Speak to any American and they will remind you that “freedom isn’t free.” Defence and security are the foundation of their identity, democracy, and economy. Unlike in past decades, there will be no patience, tolerance, or support south of the border for a country that does not take its own security seriously. That will be true regardless of who will be re-elected.

Between now and the month of November, we are going to be reading more about the United States than we are about Canada. As we obsess over Super Tuesday and speculate about running mates, we should ask ourselves what it will take for Canada to be a credible player in the world being shaped south of the border. If we want our trade relationship to continue unimpeded and maintain the level of industrial and economic integration that we fought so hard to preserve in the Canada-United States-Mexico Agreement (CUSMA) negotiations, we must be a credible actor in defence and security in the world, and – at a minimum - on our own continent.

The suggestion of spending 2% of GDP on NATO will be bantered about, but that proposal is likely to spill ink everywhere except the pages of the Federal Budget. The federal government has already committed to doubling defence spending and has generally put procurement into a higher gear, something for which they do not seem to have been rewarded politically. There is no groundswell of public support for Canada to be everything to everyone. Fortunately, there is lower, more relevant hanging fruit: NORAD Modernization.

There is no better time than now to come together as a country and show our closest ally - and through them, the world - that we are serious about securing our own backyard. We can no longer rely on the sacrifices and myths of the 20th century to secure our future. This is an existential moment. We cannot complacently rely on the vestiges of a rules-based order that is not long for this world.

In the absence of a comprehensive Defence Policy Update, the Federal Budget must address continental security by providing an update and a plan for Canadian industrial participation in NORAD Modernization. That road map should include a practical defence industrial strategy that brings together the private sector, public sector, academics, policymakers, defence experts, and politicians in a multi-partisan fashion to agree on how we will mobilize to take continental security seriously.

Canada must demonstrate that it understands the threats we face, and that they cannot be ignored. We need to show our allies (and remind ourselves) that a big part of dealing with the future is understanding what tools we have today – including military procurement and robust aerospace, manufacturing, and raw materials sectors – and being willing to implement measures that support domestic industrial resilience and make us a reliable hemispheric defence partner. This cannot be an exercise in appeasement by doing the bare minimum while writing a few cheques and talking a big game. Because, here is a dirty-little-open-secret: The continent will be protected. The Americans will not wait. The only question is whether Canada will be part of the solution as a sovereign country, or whether we will simply be invoiced after the fact.

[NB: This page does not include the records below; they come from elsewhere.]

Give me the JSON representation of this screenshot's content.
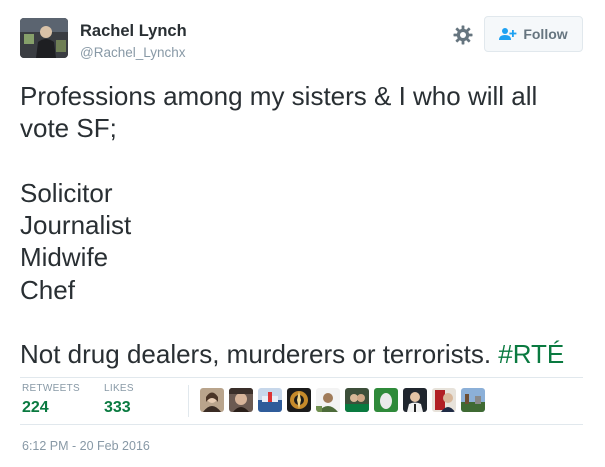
{
  "author": {
    "name": "Rachel Lynch",
    "handle": "@Rachel_Lynchx"
  },
  "follow_button": {
    "label": "Follow"
  },
  "tweet": {
    "lines": [
      "Professions among my sisters & I who will all",
      "vote SF;",
      "",
      "Solicitor",
      "Journalist",
      "Midwife",
      "Chef",
      "",
      "Not drug dealers, murderers or terrorists."
    ],
    "hashtag": "#RTÉ"
  },
  "stats": {
    "retweets_label": "RETWEETS",
    "retweets_value": "224",
    "likes_label": "LIKES",
    "likes_value": "333"
  },
  "timestamp": "6:12 PM - 20 Feb 2016",
  "colors": {
    "hashtag": "#0a7a40",
    "stat_value": "#0a7a40",
    "muted": "#8899a6",
    "text": "#292f33"
  }
}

It is time to wake up.

Daniel Lauzon
is former Chief of Staff to Ministers of Foreign Affairs and Senior Director, Public Affairs and Policy (International) at CAE Inc. The opinions expressed are his own.